According to Benson protecting the commodity should be a higher priority than creating a quick-fix storage solution. “Recently we’re seeing more people store grain in a bin rather than using temporary storage spaces so they can monitor it better year-round,” Benson says. “Long-term storage is advantageous because we’re dealing with $5/bushel for certain grains, so it’s more important to protect it now than it has been in the past,” he adds.
Chant recommends regular cleaning of grain storage bins to ensure the grain remains in the best possible condition. “You shouldn’t go more than three years without completely emptying and cleaning the bins. We’ve seen elevators hold grain for up to five years and suffer serious consequences,” he says.
But using a properly cleaned storage vessel is only a part of keeping grain high quality. Using effective aeration techniques elongates the time grain can be stored before spoilage occurs.

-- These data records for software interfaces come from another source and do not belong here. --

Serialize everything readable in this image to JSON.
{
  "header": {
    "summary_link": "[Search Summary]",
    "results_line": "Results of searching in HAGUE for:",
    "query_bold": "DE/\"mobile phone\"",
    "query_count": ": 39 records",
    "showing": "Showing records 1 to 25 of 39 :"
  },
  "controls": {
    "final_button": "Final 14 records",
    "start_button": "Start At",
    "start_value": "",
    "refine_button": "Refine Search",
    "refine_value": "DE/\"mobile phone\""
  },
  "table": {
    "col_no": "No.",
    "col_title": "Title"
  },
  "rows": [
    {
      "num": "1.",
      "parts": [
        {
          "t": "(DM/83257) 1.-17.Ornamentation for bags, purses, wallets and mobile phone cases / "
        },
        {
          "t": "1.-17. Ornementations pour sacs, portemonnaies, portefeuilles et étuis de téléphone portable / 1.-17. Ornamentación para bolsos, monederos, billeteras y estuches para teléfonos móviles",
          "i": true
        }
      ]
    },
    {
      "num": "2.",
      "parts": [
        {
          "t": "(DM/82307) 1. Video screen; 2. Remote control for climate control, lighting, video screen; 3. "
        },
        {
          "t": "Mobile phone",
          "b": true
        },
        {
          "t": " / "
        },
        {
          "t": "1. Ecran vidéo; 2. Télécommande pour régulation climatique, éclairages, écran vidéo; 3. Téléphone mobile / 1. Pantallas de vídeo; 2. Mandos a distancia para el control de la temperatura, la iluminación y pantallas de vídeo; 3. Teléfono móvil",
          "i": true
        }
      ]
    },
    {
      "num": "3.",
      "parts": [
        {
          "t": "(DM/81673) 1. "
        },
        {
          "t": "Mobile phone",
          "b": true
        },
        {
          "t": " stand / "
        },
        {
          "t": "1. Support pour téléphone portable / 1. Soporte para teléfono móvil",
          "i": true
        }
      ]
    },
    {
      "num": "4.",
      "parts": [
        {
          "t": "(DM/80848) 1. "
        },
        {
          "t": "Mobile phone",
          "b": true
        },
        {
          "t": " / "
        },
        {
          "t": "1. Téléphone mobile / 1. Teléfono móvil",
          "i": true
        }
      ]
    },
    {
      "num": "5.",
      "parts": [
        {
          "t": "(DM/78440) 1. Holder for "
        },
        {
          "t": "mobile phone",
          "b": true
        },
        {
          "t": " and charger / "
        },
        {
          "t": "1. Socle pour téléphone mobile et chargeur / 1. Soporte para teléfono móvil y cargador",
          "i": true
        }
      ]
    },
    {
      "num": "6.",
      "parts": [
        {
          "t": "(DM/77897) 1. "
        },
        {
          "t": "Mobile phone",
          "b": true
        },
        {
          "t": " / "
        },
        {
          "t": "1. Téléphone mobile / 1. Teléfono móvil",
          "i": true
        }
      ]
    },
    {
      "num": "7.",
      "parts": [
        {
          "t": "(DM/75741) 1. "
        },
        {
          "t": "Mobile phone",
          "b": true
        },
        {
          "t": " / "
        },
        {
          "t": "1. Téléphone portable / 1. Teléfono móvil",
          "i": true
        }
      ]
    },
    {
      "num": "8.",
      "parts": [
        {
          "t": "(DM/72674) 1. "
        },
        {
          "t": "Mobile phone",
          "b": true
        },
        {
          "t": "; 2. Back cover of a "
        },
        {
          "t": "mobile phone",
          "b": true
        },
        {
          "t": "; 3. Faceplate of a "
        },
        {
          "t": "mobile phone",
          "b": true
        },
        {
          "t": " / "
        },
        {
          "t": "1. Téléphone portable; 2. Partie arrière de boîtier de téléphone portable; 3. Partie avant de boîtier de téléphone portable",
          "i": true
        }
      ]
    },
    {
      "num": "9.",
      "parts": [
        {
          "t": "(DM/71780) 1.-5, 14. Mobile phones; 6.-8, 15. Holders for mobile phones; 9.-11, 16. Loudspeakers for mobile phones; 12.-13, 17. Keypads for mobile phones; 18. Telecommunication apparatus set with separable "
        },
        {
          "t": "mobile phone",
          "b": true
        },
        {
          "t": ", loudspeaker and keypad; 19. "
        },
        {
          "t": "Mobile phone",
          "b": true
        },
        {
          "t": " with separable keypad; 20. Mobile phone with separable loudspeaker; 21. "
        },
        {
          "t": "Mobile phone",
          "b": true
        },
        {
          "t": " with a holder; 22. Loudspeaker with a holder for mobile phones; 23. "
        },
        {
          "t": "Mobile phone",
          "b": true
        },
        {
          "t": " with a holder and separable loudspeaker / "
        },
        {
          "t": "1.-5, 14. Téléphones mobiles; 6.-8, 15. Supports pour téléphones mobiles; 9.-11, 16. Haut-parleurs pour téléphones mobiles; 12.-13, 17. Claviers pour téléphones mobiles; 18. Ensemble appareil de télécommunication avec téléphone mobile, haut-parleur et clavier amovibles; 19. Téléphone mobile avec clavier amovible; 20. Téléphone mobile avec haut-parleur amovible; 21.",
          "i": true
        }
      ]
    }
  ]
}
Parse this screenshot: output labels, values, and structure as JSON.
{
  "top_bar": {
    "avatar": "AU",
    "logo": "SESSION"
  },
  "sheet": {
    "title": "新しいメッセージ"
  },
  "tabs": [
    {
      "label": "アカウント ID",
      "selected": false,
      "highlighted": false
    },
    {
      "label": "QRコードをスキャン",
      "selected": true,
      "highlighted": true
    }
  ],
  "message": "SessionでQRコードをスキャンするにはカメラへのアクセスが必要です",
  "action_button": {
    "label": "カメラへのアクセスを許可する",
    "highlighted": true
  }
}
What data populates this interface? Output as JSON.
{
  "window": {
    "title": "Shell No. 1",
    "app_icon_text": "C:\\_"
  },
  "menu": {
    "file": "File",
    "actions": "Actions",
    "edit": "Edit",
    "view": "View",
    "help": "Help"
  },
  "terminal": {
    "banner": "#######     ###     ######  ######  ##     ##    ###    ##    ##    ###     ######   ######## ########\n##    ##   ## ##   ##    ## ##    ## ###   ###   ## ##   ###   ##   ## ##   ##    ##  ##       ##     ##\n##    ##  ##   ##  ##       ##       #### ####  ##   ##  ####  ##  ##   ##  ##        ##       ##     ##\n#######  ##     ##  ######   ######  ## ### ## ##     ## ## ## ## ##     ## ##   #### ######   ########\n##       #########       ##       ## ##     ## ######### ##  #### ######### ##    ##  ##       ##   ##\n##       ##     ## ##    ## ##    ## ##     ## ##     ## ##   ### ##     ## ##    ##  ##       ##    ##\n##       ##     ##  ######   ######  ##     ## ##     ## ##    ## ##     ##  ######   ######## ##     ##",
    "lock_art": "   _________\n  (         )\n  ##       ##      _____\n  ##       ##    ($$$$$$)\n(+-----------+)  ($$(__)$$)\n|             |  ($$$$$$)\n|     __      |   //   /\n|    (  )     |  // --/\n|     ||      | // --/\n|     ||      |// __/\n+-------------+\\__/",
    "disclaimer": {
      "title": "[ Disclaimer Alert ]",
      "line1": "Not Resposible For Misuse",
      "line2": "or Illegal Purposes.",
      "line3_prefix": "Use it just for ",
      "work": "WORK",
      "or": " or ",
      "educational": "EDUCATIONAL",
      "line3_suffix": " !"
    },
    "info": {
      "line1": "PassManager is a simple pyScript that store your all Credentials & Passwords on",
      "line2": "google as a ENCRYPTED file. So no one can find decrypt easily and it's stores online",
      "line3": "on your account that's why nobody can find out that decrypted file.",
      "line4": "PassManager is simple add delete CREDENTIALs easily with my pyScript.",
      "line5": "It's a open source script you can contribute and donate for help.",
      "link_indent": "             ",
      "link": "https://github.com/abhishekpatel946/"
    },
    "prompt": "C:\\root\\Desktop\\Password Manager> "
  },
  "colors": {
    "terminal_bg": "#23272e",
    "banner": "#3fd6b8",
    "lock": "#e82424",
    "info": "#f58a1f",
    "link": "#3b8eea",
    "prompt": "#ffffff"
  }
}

Keeping dry and even wet grain for a long period of time is relatively easy, if correctly aerating the product. Aeration aids in maintaining a consistent relationship between the grain temperature and the outside air temperature. Maintaining this equilibrium will minimize moisture migration and deterioration rates. An aeration system allows the operator to bring the grain to the desired temperature using either outside or ambient air.
Although finding the perfect grain temperature for the job can be exacted to a science, a general rule of thumb is the cooler the grain, the better. Bill Sturtz of Boone Aeration outlines the advantages of keeping grain at a low temperature. “Cool grain is not subject to damage by insect and mold activity. Those quality barriers become more active once the commodity hits 85 F. Ideally, the grain should be kept above freezing, but as cool as possible,” says Sturtz.
Chant says the target temperature guidelines for corn and beans is below 48 F and wheat is below 56 F.
Factors like seasons, type of grain, duration of time storing and geographical location all determine how to achieve the prescribed temperature. “Twenty-five percent moisture corn arriving at an elevator in Georgia in August poses different issues than 25% moisture corn arriving at an elevator in Minnesota in November,” Chant says. “The corn arriving in Georgia will undoubtedly require the use of fans to safely hold the corn prior to grain drying and long-term storage.”
However, cooling is easier in some regions because of the climate. For example, “typically in the Upper Midwest the crop is harvested in the fall and the temperature must be brought down, which is done naturally at that time of year as the outside temperature declines to 35 or 40 F,” Sturtz says.
Long-term storage that crosses seasonal boundaries requires extensive planning. Charts, such as the one Chant uses (on pg. 26), can help grain storage facilities determine how long they may safely store corn at various temperatures and moisture contents.
Avoiding unstable grain conditions is the prime objective of a successful aeration system. Grain stored above 75 F and 30% moisture content is extremely unstable, and will spoil rapidly.
Benson warns that effective management is half the battle in ensuring an aeration system will do its job. “You can design the best products and possess all the knowledge in the world, but without diligent management, it won’t make a difference,” Benson says.
An automatic aeration program, which uses fans that are programmed to keep the grain at a certain temperature, can be an effective way of managing bin aeration. “Recent dramatic increases in commodity pricing has made the customer more willing to spend money on a better aeration system because the cost of the update is more than offset by the added protection from better aeration,” Chant says.
After taking all the proper measures to ensure proper grain drying, storage and aeration, the last thing an elevator wants to encounter is a pest control problem. It’s nearly impossible to altogether eliminate the presence of insects since they easily enter the bin through natural building openings, shipments and ventilation ports, but it’s in the elevator’s best interest to try and minimize the situation.